=== Data section ===

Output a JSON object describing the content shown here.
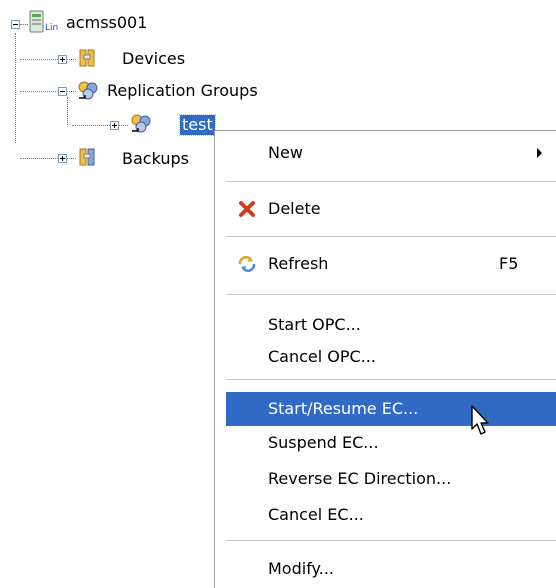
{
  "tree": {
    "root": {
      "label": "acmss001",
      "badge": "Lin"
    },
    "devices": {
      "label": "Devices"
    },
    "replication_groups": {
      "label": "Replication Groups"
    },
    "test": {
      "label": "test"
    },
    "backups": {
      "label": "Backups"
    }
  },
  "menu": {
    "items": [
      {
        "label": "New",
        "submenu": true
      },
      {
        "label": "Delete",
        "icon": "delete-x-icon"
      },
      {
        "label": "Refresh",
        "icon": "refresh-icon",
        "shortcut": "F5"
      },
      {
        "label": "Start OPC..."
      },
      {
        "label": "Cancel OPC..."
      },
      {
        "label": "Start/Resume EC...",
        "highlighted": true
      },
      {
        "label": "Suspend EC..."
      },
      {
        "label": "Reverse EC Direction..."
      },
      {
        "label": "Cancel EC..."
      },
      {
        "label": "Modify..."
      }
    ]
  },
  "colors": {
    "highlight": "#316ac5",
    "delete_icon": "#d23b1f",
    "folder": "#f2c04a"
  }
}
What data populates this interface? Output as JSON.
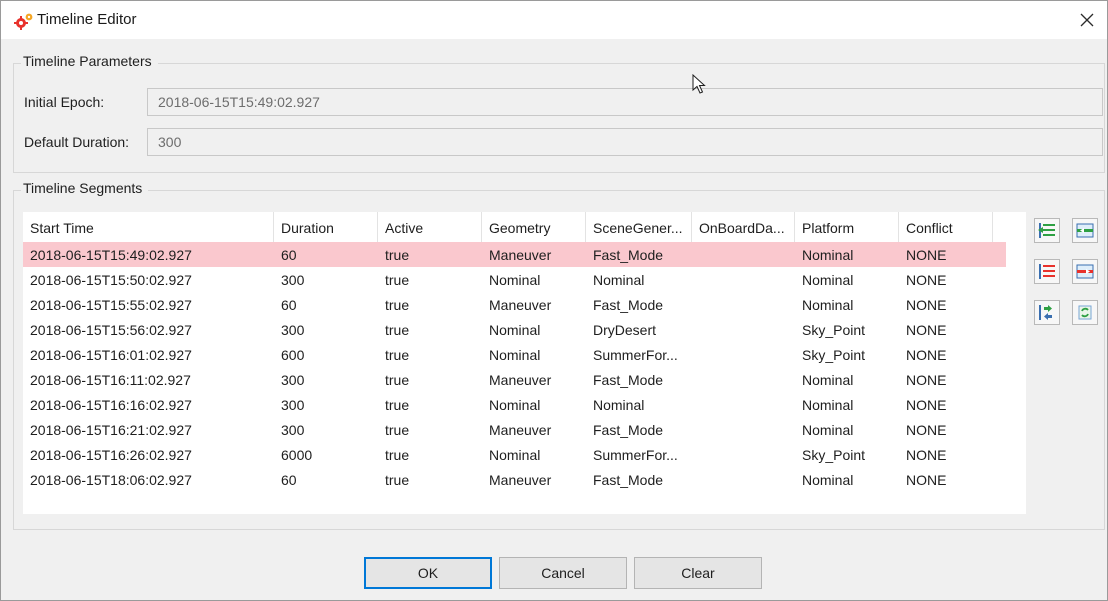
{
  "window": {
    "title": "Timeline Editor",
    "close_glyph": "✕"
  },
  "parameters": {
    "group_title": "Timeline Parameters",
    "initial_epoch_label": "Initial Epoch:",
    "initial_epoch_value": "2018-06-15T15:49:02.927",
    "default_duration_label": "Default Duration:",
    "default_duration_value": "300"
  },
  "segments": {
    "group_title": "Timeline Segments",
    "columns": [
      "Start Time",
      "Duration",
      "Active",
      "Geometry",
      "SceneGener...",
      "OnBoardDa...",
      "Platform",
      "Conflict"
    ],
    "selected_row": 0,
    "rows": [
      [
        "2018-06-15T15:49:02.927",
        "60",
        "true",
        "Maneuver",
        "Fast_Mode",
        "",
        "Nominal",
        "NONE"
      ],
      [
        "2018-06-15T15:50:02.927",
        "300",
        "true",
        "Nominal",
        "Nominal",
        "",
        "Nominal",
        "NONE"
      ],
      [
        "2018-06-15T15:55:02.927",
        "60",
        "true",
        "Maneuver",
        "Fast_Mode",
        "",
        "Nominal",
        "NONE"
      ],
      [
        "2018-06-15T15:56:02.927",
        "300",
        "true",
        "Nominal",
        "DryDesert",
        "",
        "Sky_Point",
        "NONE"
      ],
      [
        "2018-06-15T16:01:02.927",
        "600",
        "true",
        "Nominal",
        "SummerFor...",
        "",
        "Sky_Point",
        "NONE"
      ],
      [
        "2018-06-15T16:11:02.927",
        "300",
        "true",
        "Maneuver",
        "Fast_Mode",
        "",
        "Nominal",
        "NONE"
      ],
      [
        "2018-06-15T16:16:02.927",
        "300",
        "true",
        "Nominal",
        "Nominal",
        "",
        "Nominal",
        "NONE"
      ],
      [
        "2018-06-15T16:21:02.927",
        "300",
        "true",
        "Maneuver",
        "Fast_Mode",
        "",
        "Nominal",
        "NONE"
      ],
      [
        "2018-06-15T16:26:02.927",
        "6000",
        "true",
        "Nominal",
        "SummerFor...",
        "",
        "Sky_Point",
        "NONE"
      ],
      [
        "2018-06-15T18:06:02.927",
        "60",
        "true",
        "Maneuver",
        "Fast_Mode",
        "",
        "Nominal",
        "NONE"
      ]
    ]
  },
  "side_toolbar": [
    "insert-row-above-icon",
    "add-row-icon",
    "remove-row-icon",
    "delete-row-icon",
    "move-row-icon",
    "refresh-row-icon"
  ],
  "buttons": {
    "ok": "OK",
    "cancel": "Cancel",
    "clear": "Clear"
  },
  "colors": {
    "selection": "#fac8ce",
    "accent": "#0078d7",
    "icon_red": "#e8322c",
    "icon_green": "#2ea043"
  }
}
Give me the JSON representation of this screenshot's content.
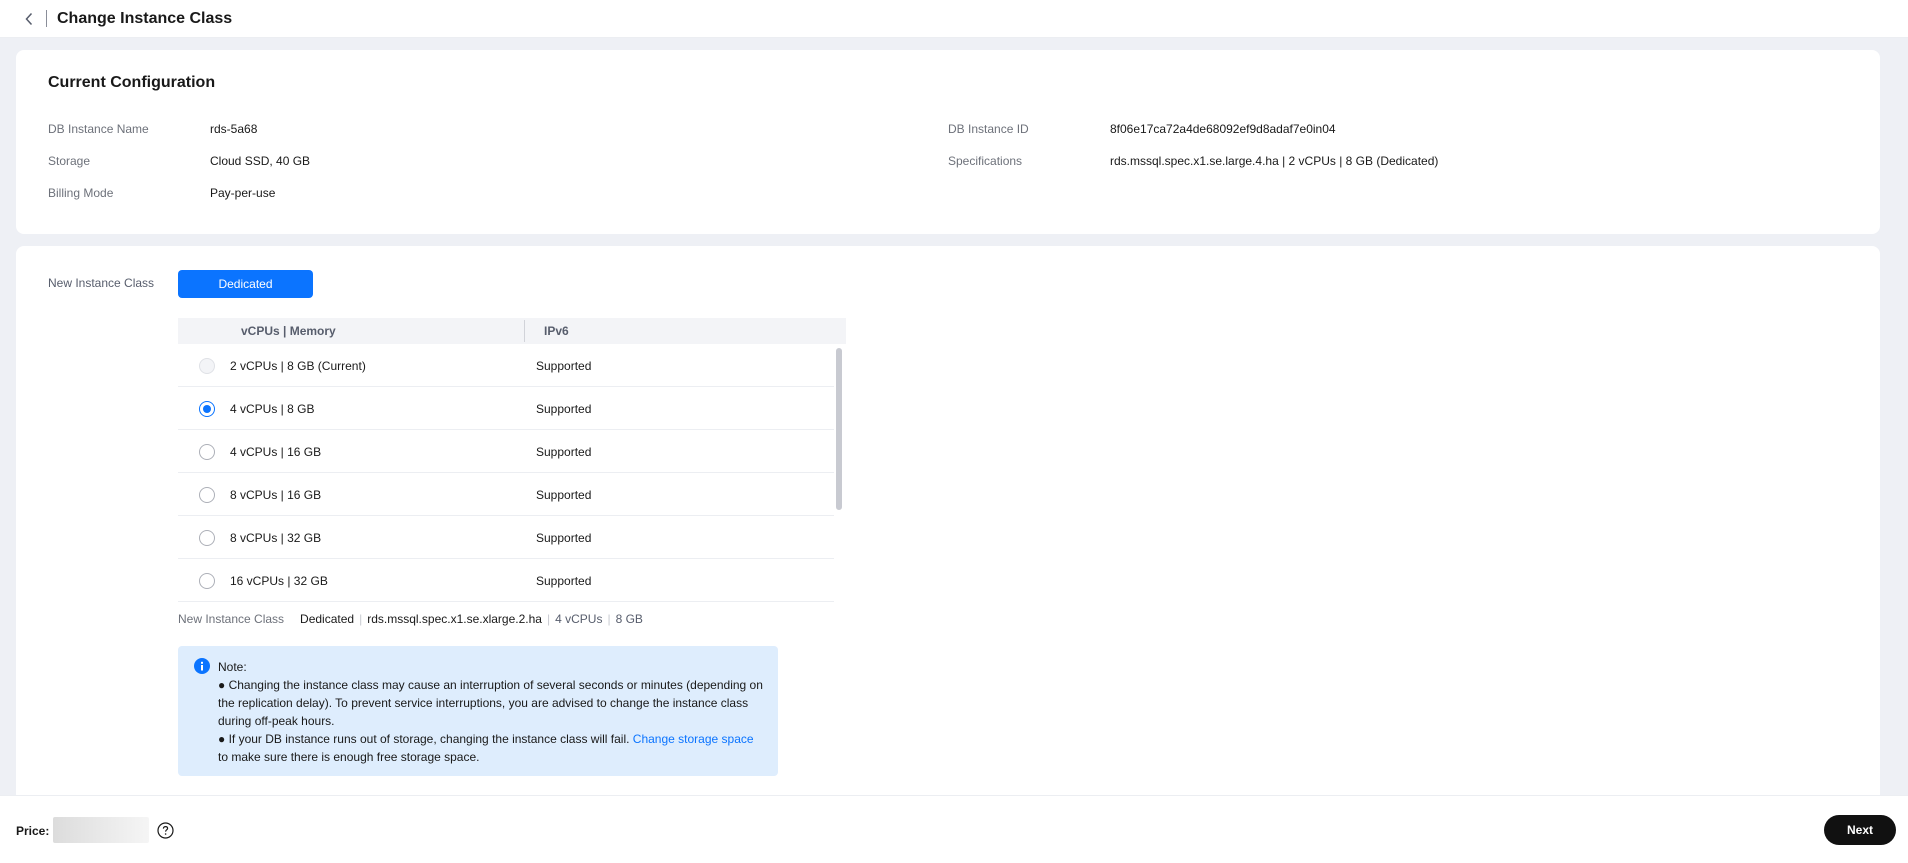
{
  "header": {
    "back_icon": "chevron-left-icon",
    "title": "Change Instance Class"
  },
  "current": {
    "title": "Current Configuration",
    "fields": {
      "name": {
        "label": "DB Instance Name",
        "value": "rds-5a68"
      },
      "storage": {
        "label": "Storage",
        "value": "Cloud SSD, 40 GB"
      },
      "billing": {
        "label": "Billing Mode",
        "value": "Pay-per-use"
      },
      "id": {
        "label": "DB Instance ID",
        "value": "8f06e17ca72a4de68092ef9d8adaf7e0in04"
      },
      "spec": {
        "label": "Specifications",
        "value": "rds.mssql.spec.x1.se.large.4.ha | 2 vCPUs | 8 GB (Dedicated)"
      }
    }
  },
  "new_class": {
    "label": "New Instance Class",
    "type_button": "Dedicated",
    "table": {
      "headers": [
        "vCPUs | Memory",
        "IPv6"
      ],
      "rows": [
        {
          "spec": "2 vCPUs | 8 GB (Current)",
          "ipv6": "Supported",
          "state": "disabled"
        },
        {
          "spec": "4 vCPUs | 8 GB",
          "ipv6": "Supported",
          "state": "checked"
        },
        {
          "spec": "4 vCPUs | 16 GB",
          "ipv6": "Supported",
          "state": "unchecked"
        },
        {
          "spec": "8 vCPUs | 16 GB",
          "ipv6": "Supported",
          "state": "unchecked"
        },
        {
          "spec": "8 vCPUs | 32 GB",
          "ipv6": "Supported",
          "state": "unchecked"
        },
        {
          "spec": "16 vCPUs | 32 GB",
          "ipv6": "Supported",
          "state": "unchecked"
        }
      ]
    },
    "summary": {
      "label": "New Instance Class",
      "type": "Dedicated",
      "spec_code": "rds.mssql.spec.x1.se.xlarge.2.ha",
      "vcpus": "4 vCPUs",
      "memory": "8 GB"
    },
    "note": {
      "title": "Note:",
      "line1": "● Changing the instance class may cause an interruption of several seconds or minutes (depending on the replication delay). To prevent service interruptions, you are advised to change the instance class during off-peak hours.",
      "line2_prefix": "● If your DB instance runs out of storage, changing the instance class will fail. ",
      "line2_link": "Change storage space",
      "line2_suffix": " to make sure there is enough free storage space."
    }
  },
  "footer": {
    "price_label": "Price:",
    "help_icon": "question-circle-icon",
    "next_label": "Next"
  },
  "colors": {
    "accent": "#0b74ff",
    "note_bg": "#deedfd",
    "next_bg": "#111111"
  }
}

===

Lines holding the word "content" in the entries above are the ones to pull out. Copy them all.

Output a JSON object describing the content shown here.
Give me the JSON representation of this screenshot's content.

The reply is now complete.